__WHAT IS NEEDED__
Retype the material, please. Every line must match.

__ENTRIES SUPPLIED__
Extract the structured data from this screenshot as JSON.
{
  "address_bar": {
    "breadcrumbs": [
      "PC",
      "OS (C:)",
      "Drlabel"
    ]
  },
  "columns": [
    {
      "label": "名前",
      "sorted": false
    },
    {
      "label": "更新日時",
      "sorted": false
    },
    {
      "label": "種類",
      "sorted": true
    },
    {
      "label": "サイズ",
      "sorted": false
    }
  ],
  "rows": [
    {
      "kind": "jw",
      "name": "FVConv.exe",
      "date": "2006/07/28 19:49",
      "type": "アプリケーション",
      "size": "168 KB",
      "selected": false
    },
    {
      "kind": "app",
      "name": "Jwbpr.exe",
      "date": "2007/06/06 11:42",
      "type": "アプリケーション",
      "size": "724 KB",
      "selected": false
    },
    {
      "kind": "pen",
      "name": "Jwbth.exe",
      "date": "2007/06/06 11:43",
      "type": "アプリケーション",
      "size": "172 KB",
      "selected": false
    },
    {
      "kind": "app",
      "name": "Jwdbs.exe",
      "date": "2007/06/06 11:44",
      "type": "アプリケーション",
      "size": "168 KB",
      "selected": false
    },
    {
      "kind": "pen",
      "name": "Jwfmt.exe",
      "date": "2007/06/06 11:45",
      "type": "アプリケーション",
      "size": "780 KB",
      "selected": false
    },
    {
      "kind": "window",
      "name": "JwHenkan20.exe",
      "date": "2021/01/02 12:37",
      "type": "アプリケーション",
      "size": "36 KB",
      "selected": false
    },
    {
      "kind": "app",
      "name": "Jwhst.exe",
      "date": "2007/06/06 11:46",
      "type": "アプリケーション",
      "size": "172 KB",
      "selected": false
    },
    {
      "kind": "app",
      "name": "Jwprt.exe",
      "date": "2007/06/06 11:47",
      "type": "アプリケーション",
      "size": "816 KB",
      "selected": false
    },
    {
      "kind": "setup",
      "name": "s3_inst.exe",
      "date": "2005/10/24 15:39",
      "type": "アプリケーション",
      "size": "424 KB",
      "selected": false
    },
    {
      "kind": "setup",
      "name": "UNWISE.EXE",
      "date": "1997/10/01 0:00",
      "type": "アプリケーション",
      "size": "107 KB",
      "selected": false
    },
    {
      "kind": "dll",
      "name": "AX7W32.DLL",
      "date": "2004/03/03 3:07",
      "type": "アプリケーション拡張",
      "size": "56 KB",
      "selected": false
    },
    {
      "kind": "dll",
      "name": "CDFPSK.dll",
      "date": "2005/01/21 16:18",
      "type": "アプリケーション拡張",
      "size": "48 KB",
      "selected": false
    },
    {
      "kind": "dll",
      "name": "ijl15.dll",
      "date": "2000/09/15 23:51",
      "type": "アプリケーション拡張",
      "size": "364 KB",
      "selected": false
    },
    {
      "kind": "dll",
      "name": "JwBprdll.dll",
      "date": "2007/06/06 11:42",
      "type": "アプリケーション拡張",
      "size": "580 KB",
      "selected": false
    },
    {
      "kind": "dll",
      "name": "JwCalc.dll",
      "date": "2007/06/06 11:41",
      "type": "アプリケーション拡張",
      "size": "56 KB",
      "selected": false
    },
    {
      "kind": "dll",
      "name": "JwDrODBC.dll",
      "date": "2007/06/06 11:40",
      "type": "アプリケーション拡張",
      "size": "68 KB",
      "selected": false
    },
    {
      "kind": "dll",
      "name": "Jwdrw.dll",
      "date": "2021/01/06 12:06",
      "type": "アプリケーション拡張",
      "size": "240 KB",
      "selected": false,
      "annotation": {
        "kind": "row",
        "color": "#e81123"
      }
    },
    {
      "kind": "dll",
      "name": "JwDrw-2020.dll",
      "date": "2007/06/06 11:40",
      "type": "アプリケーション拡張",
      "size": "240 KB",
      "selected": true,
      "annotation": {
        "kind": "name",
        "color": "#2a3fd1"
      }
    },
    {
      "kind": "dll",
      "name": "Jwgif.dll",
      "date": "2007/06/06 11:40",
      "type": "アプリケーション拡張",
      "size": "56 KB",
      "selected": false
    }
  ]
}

__REPLY__
Extract the structured data from this screenshot as JSON.
{
  "address_bar": {
    "breadcrumbs": [
      "PC",
      "OS (C:)",
      "Drlabel"
    ]
  },
  "columns": [
    {
      "label": "名前",
      "sorted": false
    },
    {
      "label": "更新日時",
      "sorted": false
    },
    {
      "label": "種類",
      "sorted": true
    },
    {
      "label": "サイズ",
      "sorted": false
    }
  ],
  "rows": [
    {
      "kind": "jw",
      "name": "FVConv.exe",
      "date": "2006/07/28 19:49",
      "type": "アプリケーション",
      "size": "168 KB",
      "selected": false
    },
    {
      "kind": "app",
      "name": "Jwbpr.exe",
      "date": "2007/06/06 11:42",
      "type": "アプリケーション",
      "size": "724 KB",
      "selected": false
    },
    {
      "kind": "pen",
      "name": "Jwbth.exe",
      "date": "2007/06/06 11:43",
      "type": "アプリケーション",
      "size": "172 KB",
      "selected": false
    },
    {
      "kind": "app",
      "name": "Jwdbs.exe",
      "date": "2007/06/06 11:44",
      "type": "アプリケーション",
      "size": "168 KB",
      "selected": false
    },
    {
      "kind": "pen",
      "name": "Jwfmt.exe",
      "date": "2007/06/06 11:45",
      "type": "アプリケーション",
      "size": "780 KB",
      "selected": false
    },
    {
      "kind": "window",
      "name": "JwHenkan20.exe",
      "date": "2021/01/02 12:37",
      "type": "アプリケーション",
      "size": "36 KB",
      "selected": false
    },
    {
      "kind": "app",
      "name": "Jwhst.exe",
      "date": "2007/06/06 11:46",
      "type": "アプリケーション",
      "size": "172 KB",
      "selected": false
    },
    {
      "kind": "app",
      "name": "Jwprt.exe",
      "date": "2007/06/06 11:47",
      "type": "アプリケーション",
      "size": "816 KB",
      "selected": false
    },
    {
      "kind": "setup",
      "name": "s3_inst.exe",
      "date": "2005/10/24 15:39",
      "type": "アプリケーション",
      "size": "424 KB",
      "selected": false
    },
    {
      "kind": "setup",
      "name": "UNWISE.EXE",
      "date": "1997/10/01 0:00",
      "type": "アプリケーション",
      "size": "107 KB",
      "selected": false
    },
    {
      "kind": "dll",
      "name": "AX7W32.DLL",
      "date": "2004/03/03 3:07",
      "type": "アプリケーション拡張",
      "size": "56 KB",
      "selected": false
    },
    {
      "kind": "dll",
      "name": "CDFPSK.dll",
      "date": "2005/01/21 16:18",
      "type": "アプリケーション拡張",
      "size": "48 KB",
      "selected": false
    },
    {
      "kind": "dll",
      "name": "ijl15.dll",
      "date": "2000/09/15 23:51",
      "type": "アプリケーション拡張",
      "size": "364 KB",
      "selected": false
    },
    {
      "kind": "dll",
      "name": "JwBprdll.dll",
      "date": "2007/06/06 11:42",
      "type": "アプリケーション拡張",
      "size": "580 KB",
      "selected": false
    },
    {
      "kind": "dll",
      "name": "JwCalc.dll",
      "date": "2007/06/06 11:41",
      "type": "アプリケーション拡張",
      "size": "56 KB",
      "selected": false
    },
    {
      "kind": "dll",
      "name": "JwDrODBC.dll",
      "date": "2007/06/06 11:40",
      "type": "アプリケーション拡張",
      "size": "68 KB",
      "selected": false
    },
    {
      "kind": "dll",
      "name": "Jwdrw.dll",
      "date": "2021/01/06 12:06",
      "type": "アプリケーション拡張",
      "size": "240 KB",
      "selected": false,
      "annotation": {
        "kind": "row",
        "color": "#e81123"
      }
    },
    {
      "kind": "dll",
      "name": "JwDrw-2020.dll",
      "date": "2007/06/06 11:40",
      "type": "アプリケーション拡張",
      "size": "240 KB",
      "selected": true,
      "annotation": {
        "kind": "name",
        "color": "#2a3fd1"
      }
    },
    {
      "kind": "dll",
      "name": "Jwgif.dll",
      "date": "2007/06/06 11:40",
      "type": "アプリケーション拡張",
      "size": "56 KB",
      "selected": false
    }
  ]
}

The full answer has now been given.